Across The River In Cambridge, HP's New Project Could Cast A Shadow


This year's AIIM/On Demand Expo, which brings together hundreds of companies in the document capture, printing and imaging market, is in Boston and kicks off in the middle of a nasty Nor'easter, the Boston Marathon, and a rain-soaked Patriot's Day.

As of Monday morning, the noises of forklifts, production printers and typical pre-convention bustling is inducing more than a few headaches from here on the show floor. Vendors, who have been duking it out in the copier, printer, MFP and consulting markets are coming together this week under the leaky roof of the Boston Convention and Exhibition Center (there are actually trash cans placed throughout the building to catch drops of rain coming through).

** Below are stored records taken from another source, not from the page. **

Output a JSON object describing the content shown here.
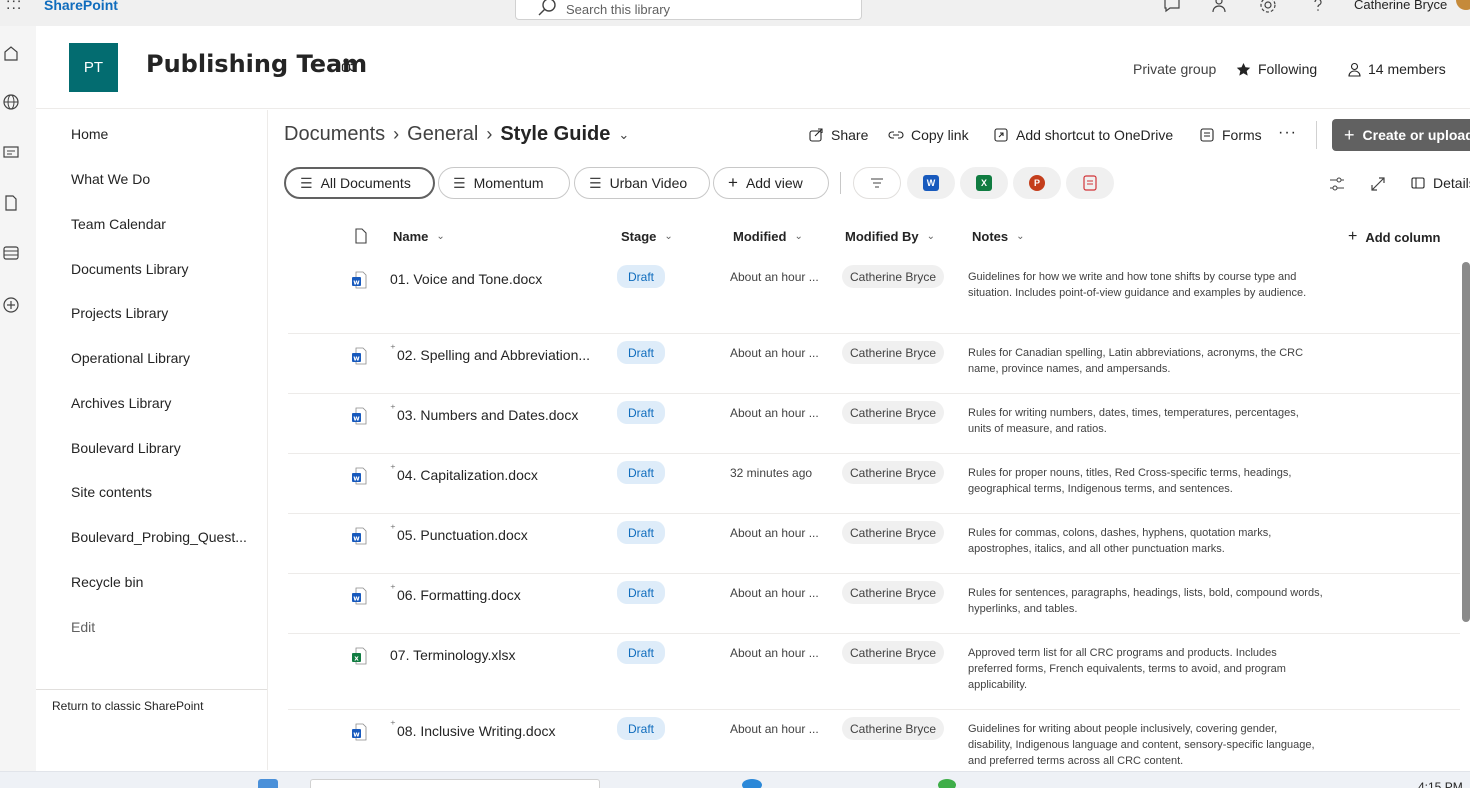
{
  "topbar": {
    "app_name": "SharePoint",
    "search_placeholder": "Search this library",
    "user_name": "Catherine Bryce"
  },
  "site": {
    "logo_initials": "PT",
    "title": "Publishing Team",
    "privacy": "Private group",
    "follow_label": "Following",
    "members_label": "14 members",
    "accent_color": "#036c70"
  },
  "leftnav": {
    "items": [
      {
        "label": "Home"
      },
      {
        "label": "What We Do"
      },
      {
        "label": "Team Calendar"
      },
      {
        "label": "Documents Library"
      },
      {
        "label": "Projects Library"
      },
      {
        "label": "Operational Library"
      },
      {
        "label": "Archives Library"
      },
      {
        "label": "Boulevard Library"
      },
      {
        "label": "Site contents"
      },
      {
        "label": "Boulevard_Probing_Quest..."
      },
      {
        "label": "Recycle bin"
      }
    ],
    "edit_label": "Edit",
    "classic_label": "Return to classic SharePoint"
  },
  "breadcrumb": {
    "root": "Documents",
    "middle": "General",
    "current": "Style Guide"
  },
  "commands": {
    "share": "Share",
    "copy_link": "Copy link",
    "add_shortcut": "Add shortcut to OneDrive",
    "forms": "Forms",
    "more": "···",
    "create": "Create or upload"
  },
  "views": {
    "all_documents": "All Documents",
    "momentum": "Momentum",
    "urban_video": "Urban Video",
    "add_view": "Add view",
    "details": "Details"
  },
  "table": {
    "columns": {
      "name": "Name",
      "stage": "Stage",
      "modified": "Modified",
      "modified_by": "Modified By",
      "notes": "Notes",
      "add_column": "Add column"
    },
    "rows": [
      {
        "name": "01. Voice and Tone.docx",
        "type": "word",
        "new": false,
        "stage": "Draft",
        "modified": "About an hour ...",
        "modified_by": "Catherine Bryce",
        "notes": "Guidelines for how we write and how tone shifts by course type and situation. Includes point-of-view guidance and examples by audience."
      },
      {
        "name": "02. Spelling and Abbreviation...",
        "type": "word",
        "new": true,
        "stage": "Draft",
        "modified": "About an hour ...",
        "modified_by": "Catherine Bryce",
        "notes": "Rules for Canadian spelling, Latin abbreviations, acronyms, the CRC name, province names, and ampersands."
      },
      {
        "name": "03. Numbers and Dates.docx",
        "type": "word",
        "new": true,
        "stage": "Draft",
        "modified": "About an hour ...",
        "modified_by": "Catherine Bryce",
        "notes": "Rules for writing numbers, dates, times, temperatures, percentages, units of measure, and ratios."
      },
      {
        "name": "04. Capitalization.docx",
        "type": "word",
        "new": true,
        "stage": "Draft",
        "modified": "32 minutes ago",
        "modified_by": "Catherine Bryce",
        "notes": "Rules for proper nouns, titles, Red Cross-specific terms, headings, geographical terms, Indigenous terms, and sentences."
      },
      {
        "name": "05. Punctuation.docx",
        "type": "word",
        "new": true,
        "stage": "Draft",
        "modified": "About an hour ...",
        "modified_by": "Catherine Bryce",
        "notes": "Rules for commas, colons, dashes, hyphens, quotation marks, apostrophes, italics, and all other punctuation marks."
      },
      {
        "name": "06. Formatting.docx",
        "type": "word",
        "new": true,
        "stage": "Draft",
        "modified": "About an hour ...",
        "modified_by": "Catherine Bryce",
        "notes": "Rules for sentences, paragraphs, headings, lists, bold, compound words, hyperlinks, and tables."
      },
      {
        "name": "07. Terminology.xlsx",
        "type": "excel",
        "new": false,
        "stage": "Draft",
        "modified": "About an hour ...",
        "modified_by": "Catherine Bryce",
        "notes": "Approved term list for all CRC programs and products. Includes preferred forms, French equivalents, terms to avoid, and program applicability."
      },
      {
        "name": "08. Inclusive Writing.docx",
        "type": "word",
        "new": true,
        "stage": "Draft",
        "modified": "About an hour ...",
        "modified_by": "Catherine Bryce",
        "notes": "Guidelines for writing about people inclusively, covering gender, disability, Indigenous language and content, sensory-specific language, and preferred terms across all CRC content."
      }
    ]
  },
  "taskbar": {
    "time": "4:15 PM"
  }
}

Konica Minolta is here, ready to demonstrate its latest product line. Xerox, Sharp, Ricoh and Canon are setting up, as are smaller companies like Solimar Systems, Presstek and scores of others. Hewlett-Packard will have a limited presence this year, but from an office in Cambridge, four miles away, its work could eventually be felt by many of its competitors here on the other side of the Charles River.

Last month, HP announced it had agreed to buy Tabblo, a Cambridge, Mass.-based provider of technology that lets you print stuff over the web. Arrange your family photographs into a book, and order one or two printed up for the family reunion. Using a web-based wizard, upload a photograph and print a poster for your uncle's retirement party in July. That sort of thing. But last week, Pradeep Jotwani, senior vice president of supplies for HP's Imaging and Printing Group, couldn't hide his excitement in describing his company's plans for Tabblo.

Jotwani, toward the end of an hour-long meeting on other topics, smiled broadly when asked about the company's strategy for buying Tabblo, when it already owns Snapfish, a web-based photo-sharing and printing service. The two are different, Jotwani said. While Snapfish is a service HP will maintain for the specific purpose of allowing customers organize and share photographs, Tabblo has a much broader purpose.

HP plans to take Tabblo's core technology, and find a way to embed it into every web site it can. Customers can turn their favorite online stores into hard-copy catalogs. A blogger can embed Tabblo technology into their site, for example, and allow readers to turn their blog into a small, printed magazine. Newspapers can give subscribers the ability to print out the sports section at home, with a traditional layout, and read it on the train.

A more robust print-on-demand?

"That's exactly it," Jotwani said. "A more robust print on demand."

In a market where everyone is reaching for ways to grab increasing amounts of "page share," HP has seen the future and it is the web. It may be banking on this idea: Where once you couldn't run a serious business without a web site, in the future you won't be able to run a serious business without robust print-on-demand capabilities from a web site.

The technology doesn't appear to be fully ready now. But in a year or two, when AIIM/On Demand opens in Boston and there are no rain showers or leak buckets, HP's shadow could be even longer.